** Problem requirements **
If a line in the entries below includes the string "November", copy it out.

** Supplied records **
______________________________
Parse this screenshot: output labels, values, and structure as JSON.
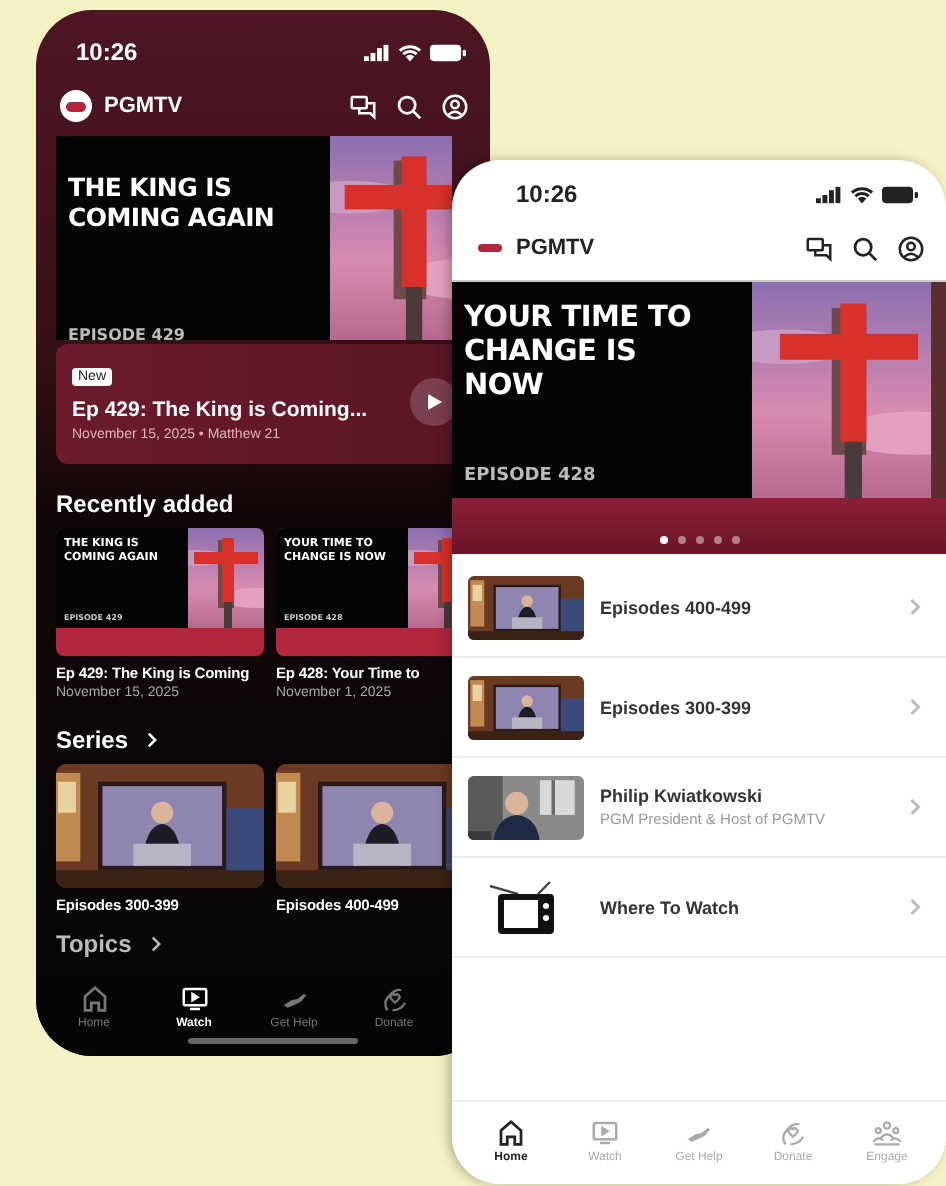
{
  "left_phone": {
    "time": "10:26",
    "brand": "PGMTV",
    "hero": {
      "title": "THE KING IS COMING AGAIN",
      "episode": "EPISODE 429"
    },
    "featured": {
      "badge": "New",
      "title": "Ep 429: The King is Coming...",
      "meta": "November 15, 2025 • Matthew 21"
    },
    "recently_added": {
      "heading": "Recently added",
      "items": [
        {
          "thumb_title": "THE KING IS COMING AGAIN",
          "thumb_episode": "EPISODE 429",
          "title": "Ep 429: The King is Coming",
          "date": "November 15, 2025"
        },
        {
          "thumb_title": "YOUR TIME TO CHANGE IS NOW",
          "thumb_episode": "EPISODE 428",
          "title": "Ep 428: Your Time to",
          "date": "November 1, 2025"
        }
      ]
    },
    "series": {
      "heading": "Series",
      "items": [
        {
          "title": "Episodes 300-399"
        },
        {
          "title": "Episodes 400-499"
        }
      ]
    },
    "topics": {
      "heading": "Topics"
    },
    "tabs": [
      {
        "label": "Home",
        "kind": "home",
        "selected": false
      },
      {
        "label": "Watch",
        "kind": "tv",
        "selected": true
      },
      {
        "label": "Get Help",
        "kind": "help",
        "selected": false
      },
      {
        "label": "Donate",
        "kind": "donate",
        "selected": false
      }
    ]
  },
  "right_phone": {
    "time": "10:26",
    "brand": "PGMTV",
    "hero": {
      "title": "YOUR TIME TO CHANGE IS NOW",
      "episode": "EPISODE 428"
    },
    "carousel_dots": [
      {
        "selected": true
      },
      {
        "selected": false
      },
      {
        "selected": false
      },
      {
        "selected": false
      },
      {
        "selected": false
      }
    ],
    "rows": [
      {
        "kind": "stage",
        "title": "Episodes 400-499"
      },
      {
        "kind": "stage",
        "title": "Episodes 300-399"
      },
      {
        "kind": "person",
        "title": "Philip Kwiatkowski",
        "subtitle": "PGM President & Host of PGMTV"
      },
      {
        "kind": "tv",
        "title": "Where To Watch"
      }
    ],
    "tabs": [
      {
        "label": "Home",
        "kind": "home",
        "selected": true
      },
      {
        "label": "Watch",
        "kind": "tv",
        "selected": false
      },
      {
        "label": "Get Help",
        "kind": "help",
        "selected": false
      },
      {
        "label": "Donate",
        "kind": "donate",
        "selected": false
      },
      {
        "label": "Engage",
        "kind": "people",
        "selected": false
      }
    ]
  }
}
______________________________
** Result of the task **
      "meta": "November 15, 2025 • Matthew 21"
          "date": "November 15, 2025"
          "date": "November 1, 2025"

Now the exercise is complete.